John was as skilled and creative a midfield player as I have ever clapped eyes on, like a cross between Glenn Hoddle and Gazza. He was all guile and style, the poet of the exceptional Tottenham team that became the first 20th Century winners of the League and FA Cup double 50 years ago this season.

Everything rhymed for “Super Spurs” when John was in full flow, beautifully decorating a midfield dominated by Scottish powerhouse Dave Mackay and Irish pass master Danny Blanchflower, to my mind, the finest midfield trio ever in British football.

John did not take the eye like Danny Boy and the swashbuckling Mackay, and worked so quietly on behalf of the team that the fans called him The Ghost of White Hart Lane. It was only in after-match analysis that his influence became evident. More than 70 per cent of the goals scored in the Double year – 115 in the League alone – were found to have been blessed in some way by White’s magical touch.

Away from the pitch John was a real rascal, and you had to keep your wits about you if you were in his company. He thought nothing of dropping a salt cellar in your pocket, or tying your shoelaces together. John and his best pal Cliffie Jones – The Terrible Twins, as manager Bill Nicholson called them – were always up to mischief.

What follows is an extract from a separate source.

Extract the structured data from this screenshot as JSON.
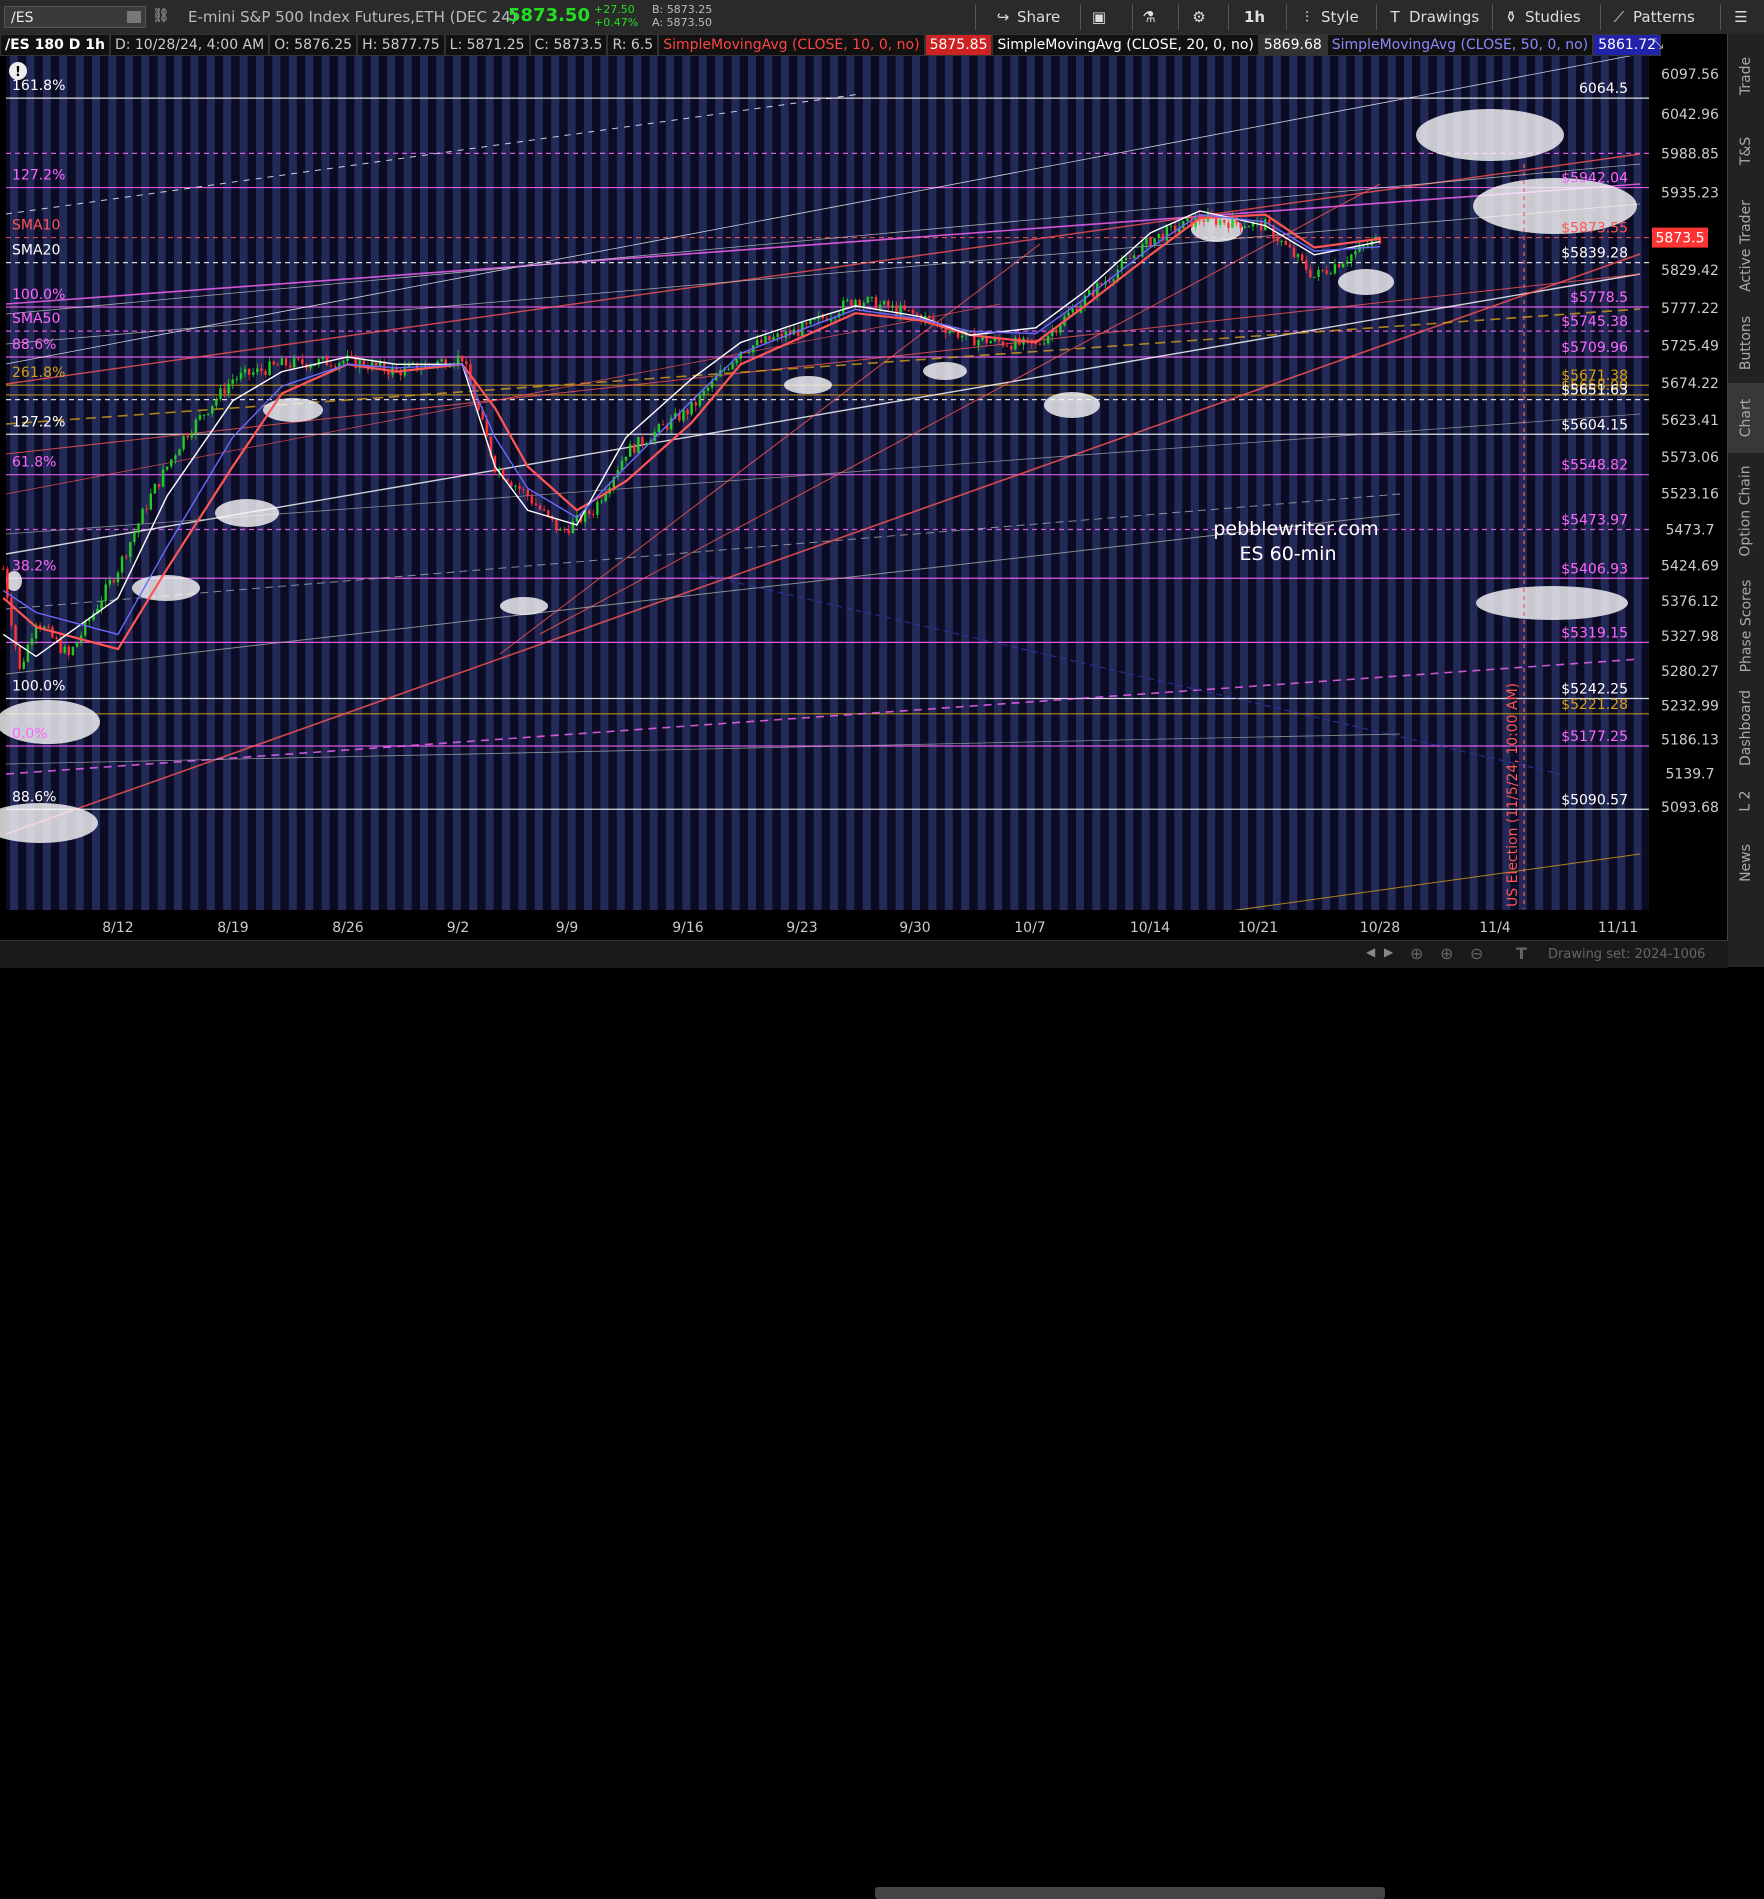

There was one famous time when the police were called to a Manchester hotel because it had been reported somebody was in danger. It was the morning of a Tottenham match against Manchester United, and to amuse themselves – as you do – John was dangling from a hotel window shouting for help, while Cliffie was hanging on to him from inside the room.

They used to drive serious-minded Bill Nick to distraction with their madcap behaviour.

But it was all in fun, and the day in the summer of 1964 that John was cruelly killed by a bolt of lightning during a solo game of golf, Bill Nick cried his eyes out. John was 27 and in his prime as a supreme footballer.

THE REASON I AM RECOUNTING all this is that his son, Rob White, is bringing out a book called The Ghost of White Hart Lane, In Search of My Father.

Rob was just a baby boy when his dad was so tragically killed, and he has been meaning to write the book for years. John would be so proud of his son, who is now an acclaimed photographer and creative enough to have set up a website on which he has been charting the progress of his book.

It is now nearing completion, and he has been wise enough to have as his collaborator the queen of football writers, Julie Welch.

I knew Julie when she was a mere princess, the first woman reporter to set foot in the male-dominated football press boxes (I won’t tell anybody, Jules, that it was more than 40 years ago).  I was one of the hairy-arsed kings of the castle at the time, as chief football reporter on the Daily Express in the days when we sold 4.2 million copies a day.

When Julie made her first appearance, I told her in my condescending way, “If you’re struggling, love, don’t hesitate to ask for any help.”

She was a real blusher in those days, turned a nice shade of Liverpool red and mumbled thanks, while her eyes said: “Don’t call me love …”

I read her debut report in the Observer and it was my turn to blush. She made my report seem about as interesting as a dozy Dorset bus timetable. Not only had she broken through the male barrier, but she proceeded to write most of us under the table.

And she’s still doing it. This month we have both brought out books on the historic Tottenham League and Cup triumph of 1960-61. Hers, which has the official backing of the club, is so much better than mine ( which the club prefers not to stock) that I should not mention it in the same sentence.

Watch out for the book she is writing with Rob White on The Ghost of White Hart Lane. It is certain to be a cracker.

It will  be a book with a sting in the tale, which is a fitting way to end this blog on how I nearly got a sting in the tail.

I will now buzz off.

Read previous Norman Giller columns by clicking here.